TASK GOAL: Go through the records below line by line, counting those that contain the word "true"; answer with the count only.

AVAILABLE DATA:

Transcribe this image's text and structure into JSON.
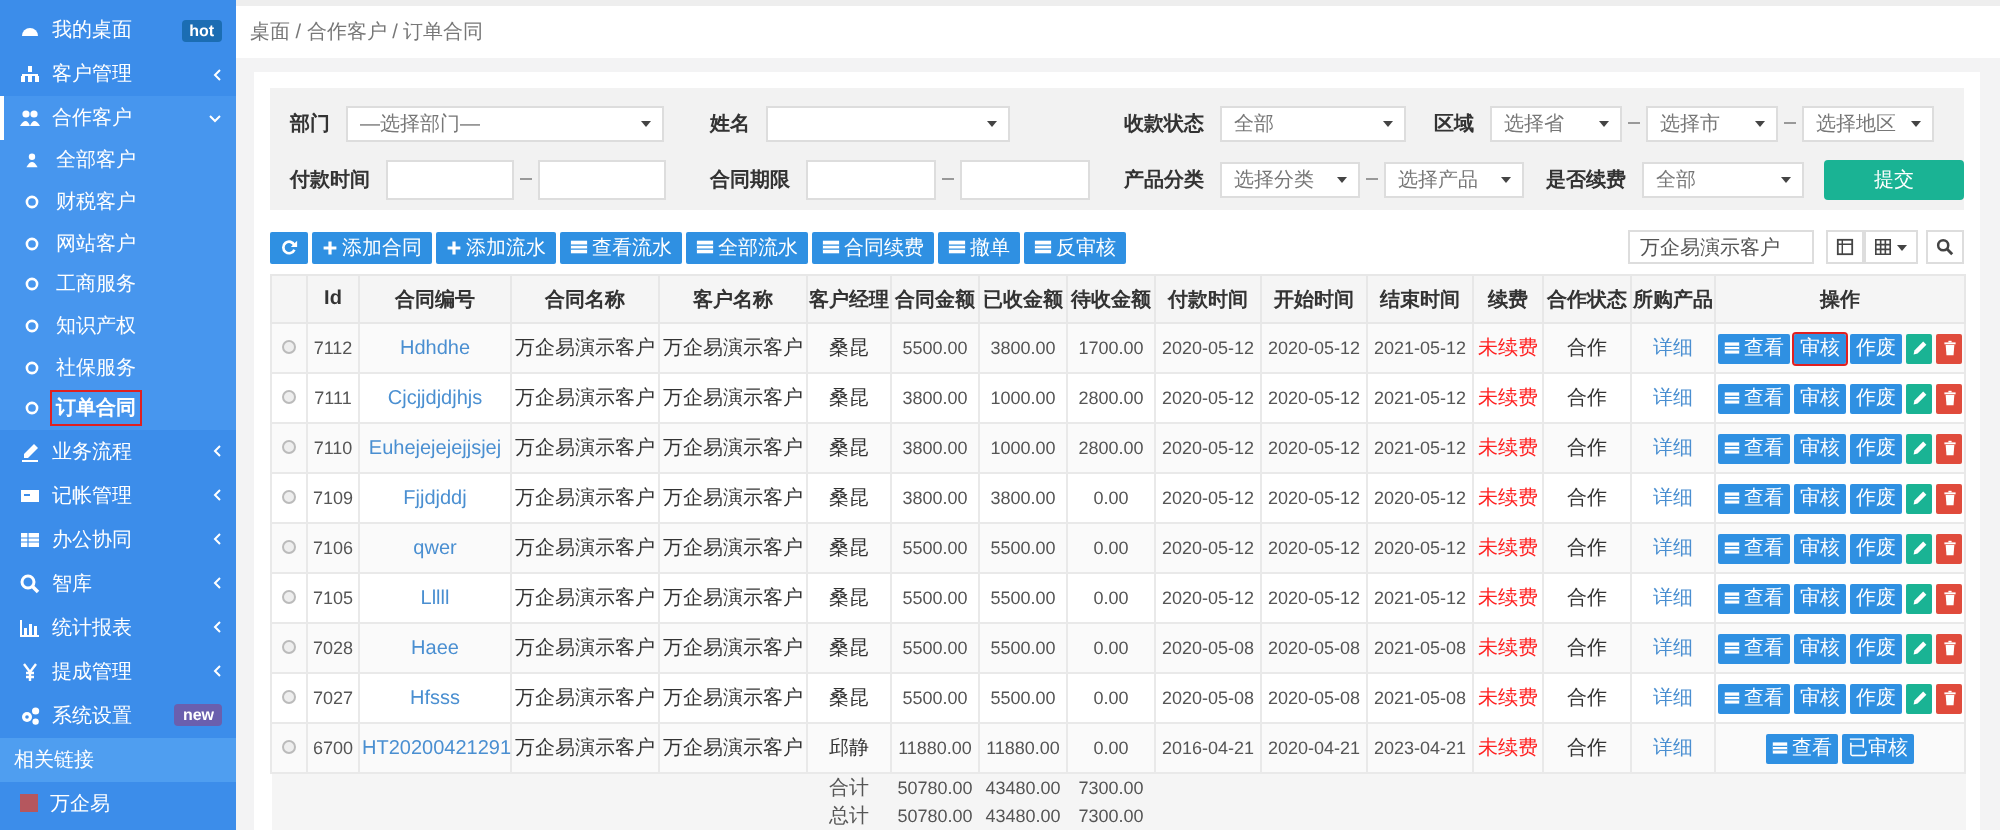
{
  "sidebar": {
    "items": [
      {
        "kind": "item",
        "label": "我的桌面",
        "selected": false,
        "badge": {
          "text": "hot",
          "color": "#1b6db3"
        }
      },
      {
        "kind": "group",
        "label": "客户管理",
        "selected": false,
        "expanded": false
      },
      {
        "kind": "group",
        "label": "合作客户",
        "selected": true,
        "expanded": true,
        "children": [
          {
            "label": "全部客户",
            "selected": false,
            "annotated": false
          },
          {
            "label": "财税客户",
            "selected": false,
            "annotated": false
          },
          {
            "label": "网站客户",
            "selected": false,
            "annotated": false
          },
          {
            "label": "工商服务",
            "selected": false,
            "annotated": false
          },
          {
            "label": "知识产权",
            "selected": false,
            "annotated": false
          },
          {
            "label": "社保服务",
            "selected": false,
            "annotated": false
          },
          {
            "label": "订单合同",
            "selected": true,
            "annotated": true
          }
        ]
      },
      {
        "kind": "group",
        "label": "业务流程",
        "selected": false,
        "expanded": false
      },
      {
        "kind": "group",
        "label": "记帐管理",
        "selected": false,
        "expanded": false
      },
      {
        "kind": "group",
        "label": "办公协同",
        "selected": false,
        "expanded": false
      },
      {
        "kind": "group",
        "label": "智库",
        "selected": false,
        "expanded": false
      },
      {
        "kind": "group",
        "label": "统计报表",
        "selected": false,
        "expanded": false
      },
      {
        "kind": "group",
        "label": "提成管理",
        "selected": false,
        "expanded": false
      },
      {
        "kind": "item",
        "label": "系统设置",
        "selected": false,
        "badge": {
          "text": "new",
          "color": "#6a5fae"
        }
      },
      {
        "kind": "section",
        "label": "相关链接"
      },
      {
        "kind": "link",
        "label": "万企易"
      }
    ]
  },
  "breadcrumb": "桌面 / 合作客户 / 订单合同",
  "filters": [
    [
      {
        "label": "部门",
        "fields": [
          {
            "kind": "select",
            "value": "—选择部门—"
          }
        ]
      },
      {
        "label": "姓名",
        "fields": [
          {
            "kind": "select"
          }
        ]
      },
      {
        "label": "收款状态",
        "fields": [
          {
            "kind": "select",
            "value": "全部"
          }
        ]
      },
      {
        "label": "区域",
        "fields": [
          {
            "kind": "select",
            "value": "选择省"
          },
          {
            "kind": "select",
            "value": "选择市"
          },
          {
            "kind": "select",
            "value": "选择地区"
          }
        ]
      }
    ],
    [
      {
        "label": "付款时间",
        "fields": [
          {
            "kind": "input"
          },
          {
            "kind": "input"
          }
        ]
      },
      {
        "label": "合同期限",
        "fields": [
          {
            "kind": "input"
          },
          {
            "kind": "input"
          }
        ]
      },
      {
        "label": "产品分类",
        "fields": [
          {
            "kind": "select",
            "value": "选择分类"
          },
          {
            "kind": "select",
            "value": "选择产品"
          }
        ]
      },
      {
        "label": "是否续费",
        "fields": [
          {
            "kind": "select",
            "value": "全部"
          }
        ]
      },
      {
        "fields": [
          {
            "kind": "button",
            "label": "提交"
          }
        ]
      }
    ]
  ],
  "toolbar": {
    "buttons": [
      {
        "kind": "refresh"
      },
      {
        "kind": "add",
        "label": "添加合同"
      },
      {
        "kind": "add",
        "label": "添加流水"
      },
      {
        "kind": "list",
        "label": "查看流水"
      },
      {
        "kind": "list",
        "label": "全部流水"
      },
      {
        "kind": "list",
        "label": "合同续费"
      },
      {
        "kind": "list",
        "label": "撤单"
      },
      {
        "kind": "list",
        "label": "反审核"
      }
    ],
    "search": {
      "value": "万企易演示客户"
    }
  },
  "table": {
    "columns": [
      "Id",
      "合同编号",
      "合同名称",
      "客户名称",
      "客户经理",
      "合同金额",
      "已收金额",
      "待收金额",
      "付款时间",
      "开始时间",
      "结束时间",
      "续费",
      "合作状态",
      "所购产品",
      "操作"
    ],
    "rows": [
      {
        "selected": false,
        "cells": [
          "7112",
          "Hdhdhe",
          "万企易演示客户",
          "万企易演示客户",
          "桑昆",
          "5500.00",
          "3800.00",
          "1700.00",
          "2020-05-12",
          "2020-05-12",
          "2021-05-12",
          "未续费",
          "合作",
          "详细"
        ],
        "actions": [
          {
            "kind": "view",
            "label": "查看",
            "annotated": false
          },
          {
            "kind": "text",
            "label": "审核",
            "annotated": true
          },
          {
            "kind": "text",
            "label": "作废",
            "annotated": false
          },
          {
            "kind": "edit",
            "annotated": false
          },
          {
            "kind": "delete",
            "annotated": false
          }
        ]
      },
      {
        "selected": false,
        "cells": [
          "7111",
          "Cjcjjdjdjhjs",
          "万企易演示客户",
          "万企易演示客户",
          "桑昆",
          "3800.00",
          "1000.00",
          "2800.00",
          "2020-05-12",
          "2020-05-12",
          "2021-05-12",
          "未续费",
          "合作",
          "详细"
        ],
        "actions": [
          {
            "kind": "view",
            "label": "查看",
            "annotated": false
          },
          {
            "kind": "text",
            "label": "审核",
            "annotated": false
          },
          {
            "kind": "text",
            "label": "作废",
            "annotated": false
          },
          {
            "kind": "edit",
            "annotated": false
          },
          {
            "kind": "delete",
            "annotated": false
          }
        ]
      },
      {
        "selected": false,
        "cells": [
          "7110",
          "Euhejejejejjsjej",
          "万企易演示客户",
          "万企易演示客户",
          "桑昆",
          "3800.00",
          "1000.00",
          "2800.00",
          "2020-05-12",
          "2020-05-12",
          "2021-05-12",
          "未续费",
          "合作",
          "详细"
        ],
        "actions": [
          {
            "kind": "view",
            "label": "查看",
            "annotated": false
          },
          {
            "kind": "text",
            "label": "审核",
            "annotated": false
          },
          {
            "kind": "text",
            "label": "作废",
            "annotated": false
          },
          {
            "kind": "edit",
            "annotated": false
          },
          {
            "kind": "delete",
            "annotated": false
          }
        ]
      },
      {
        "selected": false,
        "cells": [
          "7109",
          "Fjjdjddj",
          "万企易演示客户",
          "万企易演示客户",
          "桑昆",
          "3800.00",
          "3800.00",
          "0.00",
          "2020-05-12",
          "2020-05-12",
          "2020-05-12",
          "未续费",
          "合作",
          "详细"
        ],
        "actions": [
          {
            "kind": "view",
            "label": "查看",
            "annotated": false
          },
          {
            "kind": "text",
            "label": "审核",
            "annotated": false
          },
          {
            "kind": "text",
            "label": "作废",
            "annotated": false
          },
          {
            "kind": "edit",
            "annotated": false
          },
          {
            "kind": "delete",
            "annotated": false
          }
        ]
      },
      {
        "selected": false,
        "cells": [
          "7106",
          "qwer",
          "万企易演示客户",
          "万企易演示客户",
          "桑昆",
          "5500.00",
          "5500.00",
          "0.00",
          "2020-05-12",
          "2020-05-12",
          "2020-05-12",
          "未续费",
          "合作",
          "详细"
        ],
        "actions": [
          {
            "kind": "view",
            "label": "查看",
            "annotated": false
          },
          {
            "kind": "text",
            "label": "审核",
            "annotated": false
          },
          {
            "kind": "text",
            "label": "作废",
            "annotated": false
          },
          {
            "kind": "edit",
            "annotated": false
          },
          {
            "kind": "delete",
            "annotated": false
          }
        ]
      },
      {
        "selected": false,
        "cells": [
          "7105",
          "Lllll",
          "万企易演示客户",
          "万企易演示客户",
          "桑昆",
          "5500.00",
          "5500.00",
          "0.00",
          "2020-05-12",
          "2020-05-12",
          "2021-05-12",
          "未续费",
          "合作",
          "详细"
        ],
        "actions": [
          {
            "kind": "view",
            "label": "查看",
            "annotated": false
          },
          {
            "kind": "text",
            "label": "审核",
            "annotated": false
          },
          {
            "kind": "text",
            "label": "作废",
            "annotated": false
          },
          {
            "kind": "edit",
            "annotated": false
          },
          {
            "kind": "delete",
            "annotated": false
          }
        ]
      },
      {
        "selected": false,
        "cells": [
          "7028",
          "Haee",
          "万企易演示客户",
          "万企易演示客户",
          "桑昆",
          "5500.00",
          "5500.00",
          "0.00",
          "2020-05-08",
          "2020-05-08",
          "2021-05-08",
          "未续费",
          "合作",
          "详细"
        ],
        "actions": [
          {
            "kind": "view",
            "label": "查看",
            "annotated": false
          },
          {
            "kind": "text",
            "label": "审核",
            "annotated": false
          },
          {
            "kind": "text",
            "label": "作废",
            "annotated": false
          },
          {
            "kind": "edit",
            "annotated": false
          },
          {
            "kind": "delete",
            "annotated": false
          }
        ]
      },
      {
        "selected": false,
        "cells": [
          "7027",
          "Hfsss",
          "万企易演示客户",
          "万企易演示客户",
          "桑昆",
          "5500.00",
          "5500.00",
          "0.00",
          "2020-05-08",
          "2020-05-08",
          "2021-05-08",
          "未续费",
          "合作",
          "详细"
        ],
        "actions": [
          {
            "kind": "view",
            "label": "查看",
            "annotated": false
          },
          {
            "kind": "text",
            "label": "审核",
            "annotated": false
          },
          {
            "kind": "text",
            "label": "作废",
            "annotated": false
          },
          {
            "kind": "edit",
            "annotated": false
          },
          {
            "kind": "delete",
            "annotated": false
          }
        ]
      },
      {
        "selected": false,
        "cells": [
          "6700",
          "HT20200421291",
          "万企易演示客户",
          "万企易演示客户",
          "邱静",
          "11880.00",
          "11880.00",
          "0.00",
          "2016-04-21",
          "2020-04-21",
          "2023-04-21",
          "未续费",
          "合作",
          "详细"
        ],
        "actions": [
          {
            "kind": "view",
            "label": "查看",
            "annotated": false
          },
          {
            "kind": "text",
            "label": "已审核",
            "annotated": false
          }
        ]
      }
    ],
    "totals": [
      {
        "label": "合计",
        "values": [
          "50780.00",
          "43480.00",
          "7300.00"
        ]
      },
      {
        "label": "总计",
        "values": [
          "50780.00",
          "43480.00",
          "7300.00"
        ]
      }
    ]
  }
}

TASK ANSWER: 5